Exercise:
The task calls for each line of the records below in which the word "非公职人员" appears.

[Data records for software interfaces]

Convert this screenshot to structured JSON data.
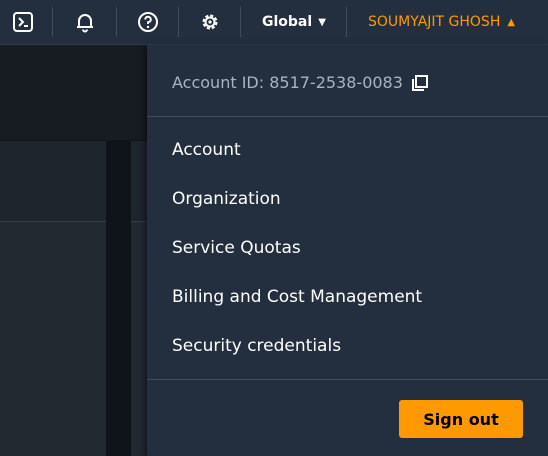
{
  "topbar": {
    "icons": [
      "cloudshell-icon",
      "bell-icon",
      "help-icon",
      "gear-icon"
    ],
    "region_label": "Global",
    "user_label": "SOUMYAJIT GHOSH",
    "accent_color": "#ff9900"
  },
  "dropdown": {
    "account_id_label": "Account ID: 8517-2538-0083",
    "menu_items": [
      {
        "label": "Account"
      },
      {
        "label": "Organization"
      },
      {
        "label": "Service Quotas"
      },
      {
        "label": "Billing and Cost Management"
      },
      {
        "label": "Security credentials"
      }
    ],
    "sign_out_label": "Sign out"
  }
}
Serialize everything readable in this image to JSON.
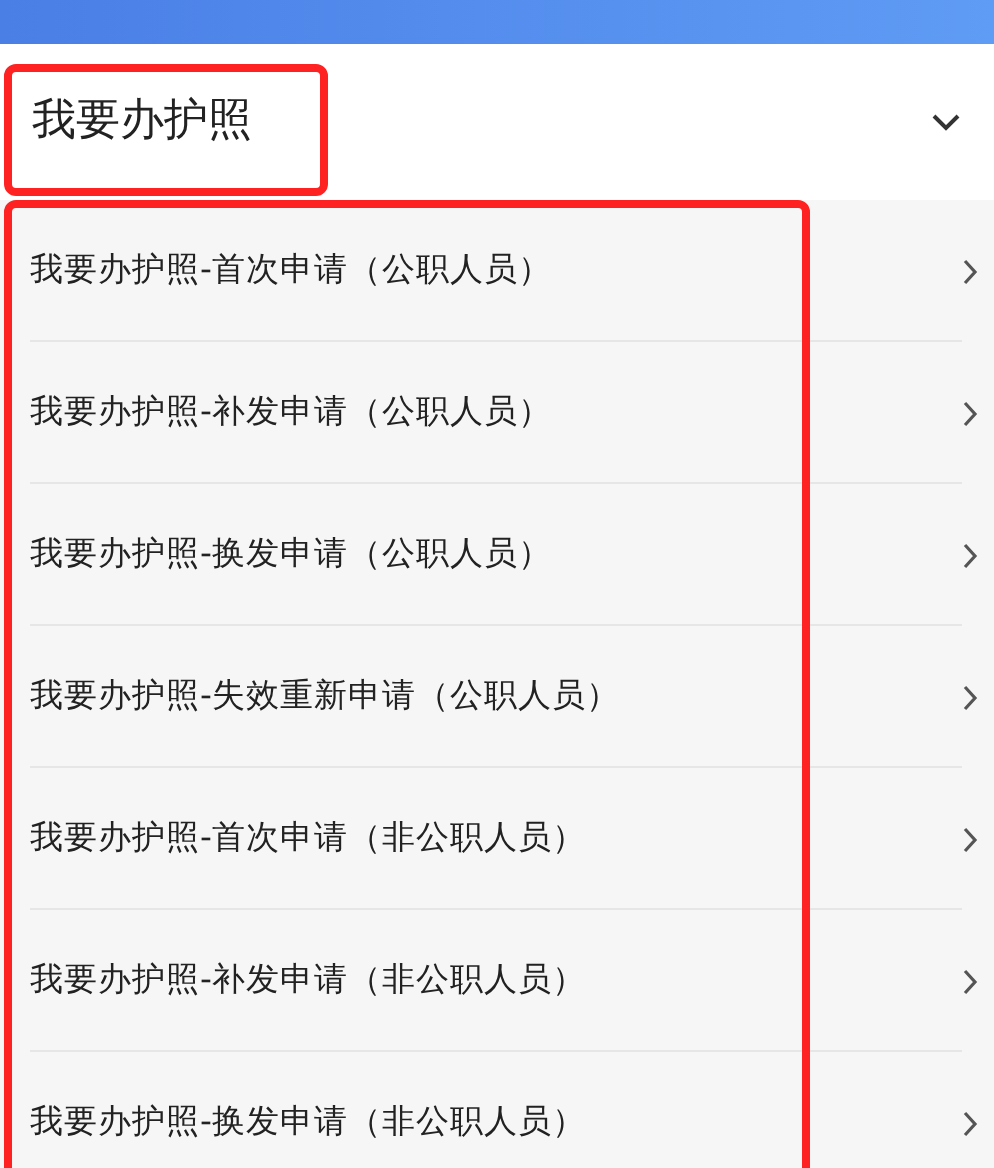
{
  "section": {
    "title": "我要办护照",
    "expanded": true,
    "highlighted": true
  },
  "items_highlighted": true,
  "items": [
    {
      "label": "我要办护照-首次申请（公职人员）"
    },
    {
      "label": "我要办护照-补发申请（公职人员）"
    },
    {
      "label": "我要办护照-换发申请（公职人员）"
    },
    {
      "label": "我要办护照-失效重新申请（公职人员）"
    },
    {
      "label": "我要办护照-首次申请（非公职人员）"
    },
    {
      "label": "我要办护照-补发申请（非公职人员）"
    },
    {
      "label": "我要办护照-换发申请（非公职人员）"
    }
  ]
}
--
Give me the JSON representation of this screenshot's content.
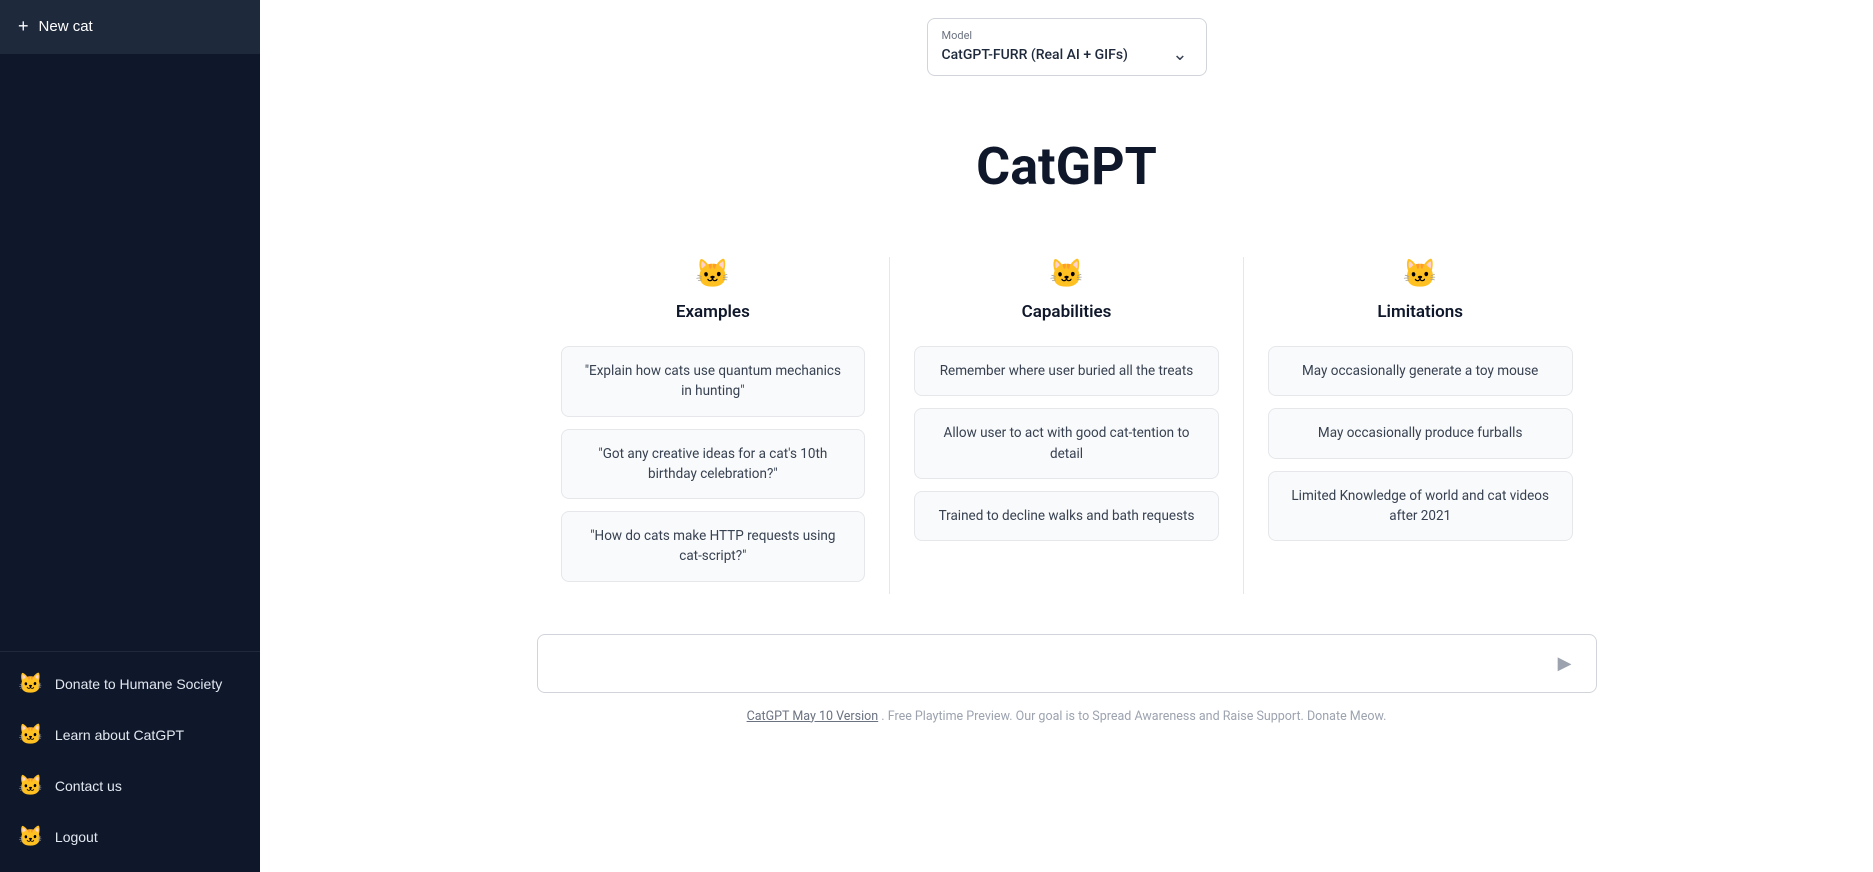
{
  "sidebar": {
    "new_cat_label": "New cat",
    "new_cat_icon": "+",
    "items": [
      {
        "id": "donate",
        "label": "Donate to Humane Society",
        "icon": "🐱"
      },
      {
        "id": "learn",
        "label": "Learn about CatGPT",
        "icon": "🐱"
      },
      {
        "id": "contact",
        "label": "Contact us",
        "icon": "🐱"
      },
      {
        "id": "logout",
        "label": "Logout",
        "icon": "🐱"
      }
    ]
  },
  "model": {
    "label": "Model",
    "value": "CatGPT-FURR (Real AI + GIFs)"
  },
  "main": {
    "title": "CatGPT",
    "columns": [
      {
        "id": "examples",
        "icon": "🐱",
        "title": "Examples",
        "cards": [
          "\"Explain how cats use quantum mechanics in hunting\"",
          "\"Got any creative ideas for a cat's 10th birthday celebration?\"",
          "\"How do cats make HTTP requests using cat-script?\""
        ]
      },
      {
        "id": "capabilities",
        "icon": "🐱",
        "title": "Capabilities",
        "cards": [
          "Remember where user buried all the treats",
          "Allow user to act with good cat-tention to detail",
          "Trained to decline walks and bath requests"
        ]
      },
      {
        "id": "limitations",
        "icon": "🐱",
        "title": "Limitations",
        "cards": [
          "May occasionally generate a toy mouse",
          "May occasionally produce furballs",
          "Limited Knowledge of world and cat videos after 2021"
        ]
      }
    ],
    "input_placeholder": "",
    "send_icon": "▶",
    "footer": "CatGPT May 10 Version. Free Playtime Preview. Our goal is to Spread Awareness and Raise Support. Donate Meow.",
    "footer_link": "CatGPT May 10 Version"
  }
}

Answer to the exercise:
      "label": "我要办护照-首次申请（非公职人员）"
      "label": "我要办护照-补发申请（非公职人员）"
      "label": "我要办护照-换发申请（非公职人员）"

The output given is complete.